Also see: HIAS (founded as the Hebrew Immigrant Aid Society) is an American nonprofit organization that provides humanitarian aid and assistance to refugees. HIAS was founded in response to the late 19th- and early 20th-century exodus of Jewish emigrants from Imperial Russia. Currently, HIAS works with people whose lives and freedom are believed to be at risk due to war, persecution, or violence. HIAS has offices in the United States and across Latin America, Europe, Africa, and the Middle East. Since its inception, HIAS has helped resettle more than 4.5 million people. (Source: Wikipedia)
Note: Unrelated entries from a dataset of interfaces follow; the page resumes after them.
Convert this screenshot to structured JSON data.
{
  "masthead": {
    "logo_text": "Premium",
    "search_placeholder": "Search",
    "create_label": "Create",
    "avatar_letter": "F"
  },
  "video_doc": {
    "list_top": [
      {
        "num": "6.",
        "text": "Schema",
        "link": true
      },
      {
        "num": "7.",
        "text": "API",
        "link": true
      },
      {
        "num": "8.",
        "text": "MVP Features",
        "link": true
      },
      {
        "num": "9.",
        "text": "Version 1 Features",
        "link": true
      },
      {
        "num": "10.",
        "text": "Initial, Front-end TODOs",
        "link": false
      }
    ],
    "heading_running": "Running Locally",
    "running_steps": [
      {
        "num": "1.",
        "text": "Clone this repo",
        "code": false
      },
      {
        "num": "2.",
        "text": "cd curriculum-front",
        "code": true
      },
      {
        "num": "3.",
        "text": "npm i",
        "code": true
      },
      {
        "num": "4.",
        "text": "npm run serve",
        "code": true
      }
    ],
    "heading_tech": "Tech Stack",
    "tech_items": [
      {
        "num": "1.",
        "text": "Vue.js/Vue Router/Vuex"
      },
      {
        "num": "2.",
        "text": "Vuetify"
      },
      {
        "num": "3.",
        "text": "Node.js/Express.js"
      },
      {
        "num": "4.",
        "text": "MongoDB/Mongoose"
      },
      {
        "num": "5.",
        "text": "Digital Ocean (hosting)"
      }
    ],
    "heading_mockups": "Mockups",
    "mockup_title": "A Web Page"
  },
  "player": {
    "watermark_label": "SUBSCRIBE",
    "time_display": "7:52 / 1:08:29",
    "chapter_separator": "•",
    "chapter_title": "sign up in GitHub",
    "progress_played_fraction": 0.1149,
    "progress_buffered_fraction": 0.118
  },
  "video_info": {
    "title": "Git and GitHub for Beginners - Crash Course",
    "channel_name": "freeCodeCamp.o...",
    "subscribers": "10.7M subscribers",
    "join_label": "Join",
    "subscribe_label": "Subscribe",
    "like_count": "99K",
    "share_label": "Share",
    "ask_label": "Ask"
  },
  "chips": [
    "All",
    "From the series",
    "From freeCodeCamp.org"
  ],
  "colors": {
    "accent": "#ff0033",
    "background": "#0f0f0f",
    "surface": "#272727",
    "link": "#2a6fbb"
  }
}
The Atlantic: Can the Undocumented 'Earn' Citizenship? “I'm here as an undocumented immigrant with no papers, no green card, no passport, and no legal documents, but I am still a citizen of this country,” says Jose Antonio Vargas in a new video filmed at the 2018 Aspen Ideas Festival. Vargas, an accomplished journalist whose work has garnered him a Pulitzer Prize, was smuggled into the U.S. at age 12 by his Filipino mother. Although he was raised by his grandparents, who were naturalized citizens, Vargas was never granted American citizenship. In a 2011 essay in The New York Times Magazine, Vargas revealed his status as undocumented. Ever since, he has been a vocal advocate for pathways to citizenship, such as the DREAM Act. “There's no process for the estimated 11 million undocumented immigrants like me to get legal,” Vargas says in the video. He goes on to explain why the concept of “earning” citizenship is problematic.
Before we begin, we would like to note that the Senate is discussing the nomination for the next Supreme Court justice. Please follow the debate and vote on VOANews.com. You can also use the Countable app to contact your Senators and make your opinion known about this issue and other upcoming legislation.
Today we will listen to our second interview with Officer David. You can download the Basic Citizenship Interview at uscitizenpod.com and practice with a classmate, friend, or family member.
A Basic Citizenship Interview based on the USCIS Revised N-400 (2pgs, 38 qs)
District Attorney Summer Stephan joined other local leaders as a guest in a very special citizenship ceremony on Friday: The Children's Citizenship Ceremony, in which young immigrants from over 20 countries were sworn in as new US Citizens. Congratulations!
In Minnesota, Hmong farmers have banded together to make a better living. Originally from China, the Hmong are an Asian ethnic group that migrated to Vietnam and Laos in the 18th century. But they have never had a country of their own. After the Vietnam War ended, many resettled in the U.S. and now, decades later, Hmong farmers are at the center of a local foods economy in Minnesota. VOA’s June Soh has more in this report narrated by Carol Pearson.